On 4 March 2019, the Fundraising Regulator issued 59 charities in the UK with regulatory notices and referred the matters to the Information Commissioner's Office (ICO) and Charity Commission. The Fundraising Regulator commenced an investigation after it received complaints that these charities failed to comply with requests to stop contacting individuals with marketing materials and fundraising appeals, either by phone, email, text message and/or addressed post.

Under the GDPR / Data Protection Act 2018 individuals have the right to object at any time to use of their personal data for marketing purposes. This is also reflected in section 5.7 of the Code of Fundraising Practice, which specifies that charities must stop sending direct marketing communications to individuals within 28 days after a request has been received via the Fundraising Preference Services (FPS). In cases where a charity continues to contact someone, this would constitute a breach of the Code. In such cases, the Fundraising Regulator may decide to inform the relevant charity regulator and the ICO. This is a reminder to charities of the obligation to actively review the FPS and update their direct marketing communications accordingly.

According to chief executive of the Fundraising Regulator, Gerald Oppenheim, "some charities may think they have valid reasons for not accessing the suppression requests.
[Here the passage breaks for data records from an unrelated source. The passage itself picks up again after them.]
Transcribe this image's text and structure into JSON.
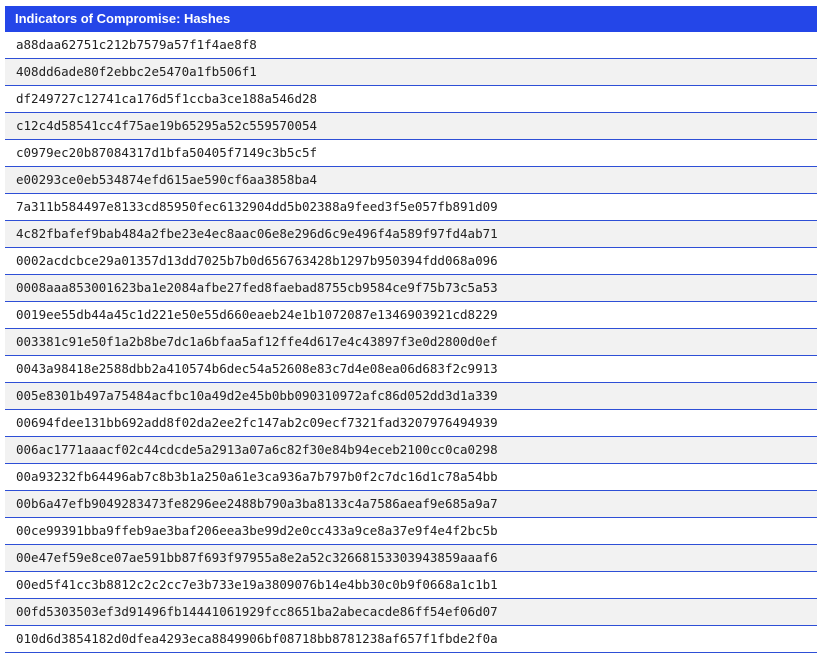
{
  "table": {
    "title": "Indicators of Compromise: Hashes",
    "colors": {
      "header_bg": "#2446e8",
      "header_text": "#ffffff",
      "row_border": "#2e4fd6",
      "row_alt_bg": "#f2f2f2"
    },
    "hashes": [
      "a88daa62751c212b7579a57f1f4ae8f8",
      "408dd6ade80f2ebbc2e5470a1fb506f1",
      "df249727c12741ca176d5f1ccba3ce188a546d28",
      "c12c4d58541cc4f75ae19b65295a52c559570054",
      "c0979ec20b87084317d1bfa50405f7149c3b5c5f",
      "e00293ce0eb534874efd615ae590cf6aa3858ba4",
      "7a311b584497e8133cd85950fec6132904dd5b02388a9feed3f5e057fb891d09",
      "4c82fbafef9bab484a2fbe23e4ec8aac06e8e296d6c9e496f4a589f97fd4ab71",
      "0002acdcbce29a01357d13dd7025b7b0d656763428b1297b950394fdd068a096",
      "0008aaa853001623ba1e2084afbe27fed8faebad8755cb9584ce9f75b73c5a53",
      "0019ee55db44a45c1d221e50e55d660eaeb24e1b1072087e1346903921cd8229",
      "003381c91e50f1a2b8be7dc1a6bfaa5af12ffe4d617e4c43897f3e0d2800d0ef",
      "0043a98418e2588dbb2a410574b6dec54a52608e83c7d4e08ea06d683f2c9913",
      "005e8301b497a75484acfbc10a49d2e45b0bb090310972afc86d052dd3d1a339",
      "00694fdee131bb692add8f02da2ee2fc147ab2c09ecf7321fad3207976494939",
      "006ac1771aaacf02c44cdcde5a2913a07a6c82f30e84b94eceb2100cc0ca0298",
      "00a93232fb64496ab7c8b3b1a250a61e3ca936a7b797b0f2c7dc16d1c78a54bb",
      "00b6a47efb9049283473fe8296ee2488b790a3ba8133c4a7586aeaf9e685a9a7",
      "00ce99391bba9ffeb9ae3baf206eea3be99d2e0cc433a9ce8a37e9f4e4f2bc5b",
      "00e47ef59e8ce07ae591bb87f693f97955a8e2a52c32668153303943859aaaf6",
      "00ed5f41cc3b8812c2c2cc7e3b733e19a3809076b14e4bb30c0b9f0668a1c1b1",
      "00fd5303503ef3d91496fb14441061929fcc8651ba2abecacde86ff54ef06d07",
      "010d6d3854182d0dfea4293eca8849906bf08718bb8781238af657f1fbde2f0a"
    ]
  }
}
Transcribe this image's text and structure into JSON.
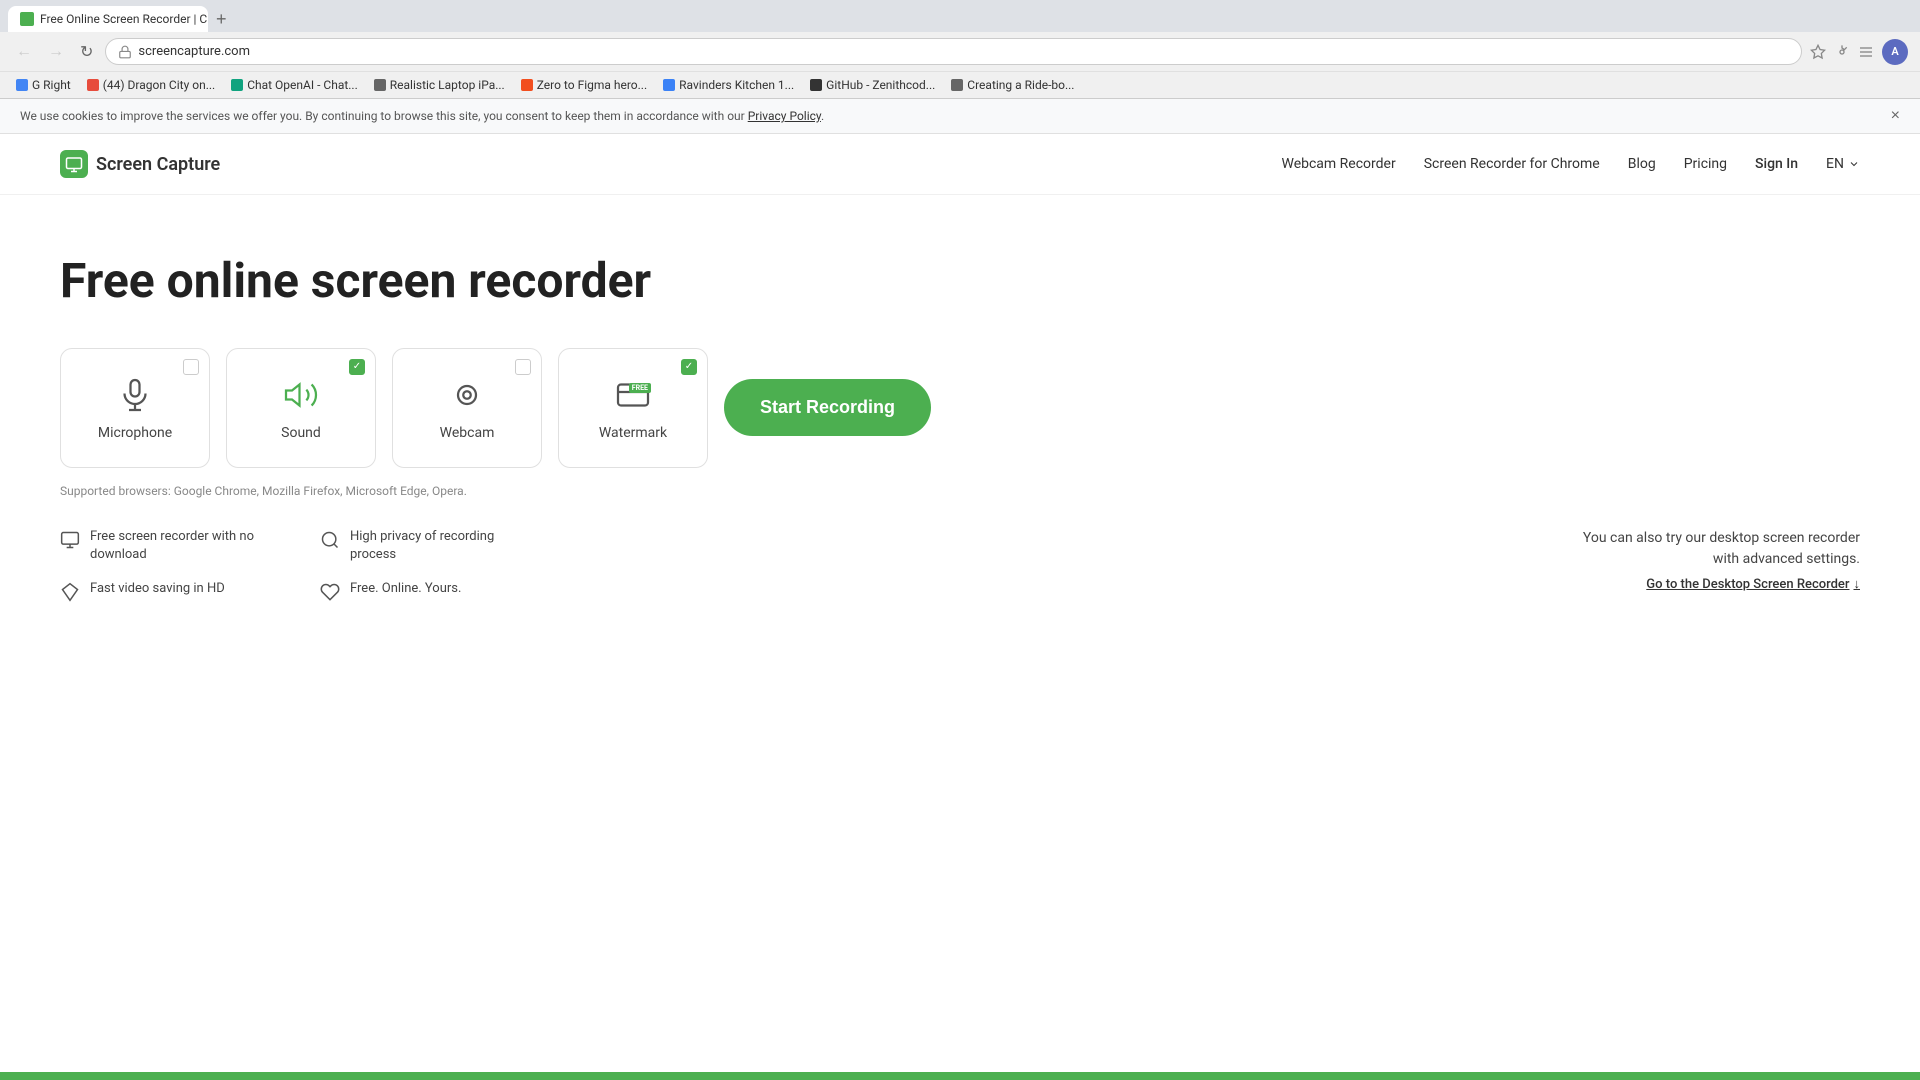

Despite this, they are still in breach of the code and possibly in breach of the Data Protection Act, because each request is an individual's wish to stop receiving direct marketing".

The Fundraising Regulator has published a list of charities which have breached the Code of Fundraising Practice, available here. The Code of Fundraising Practice can be accessed here.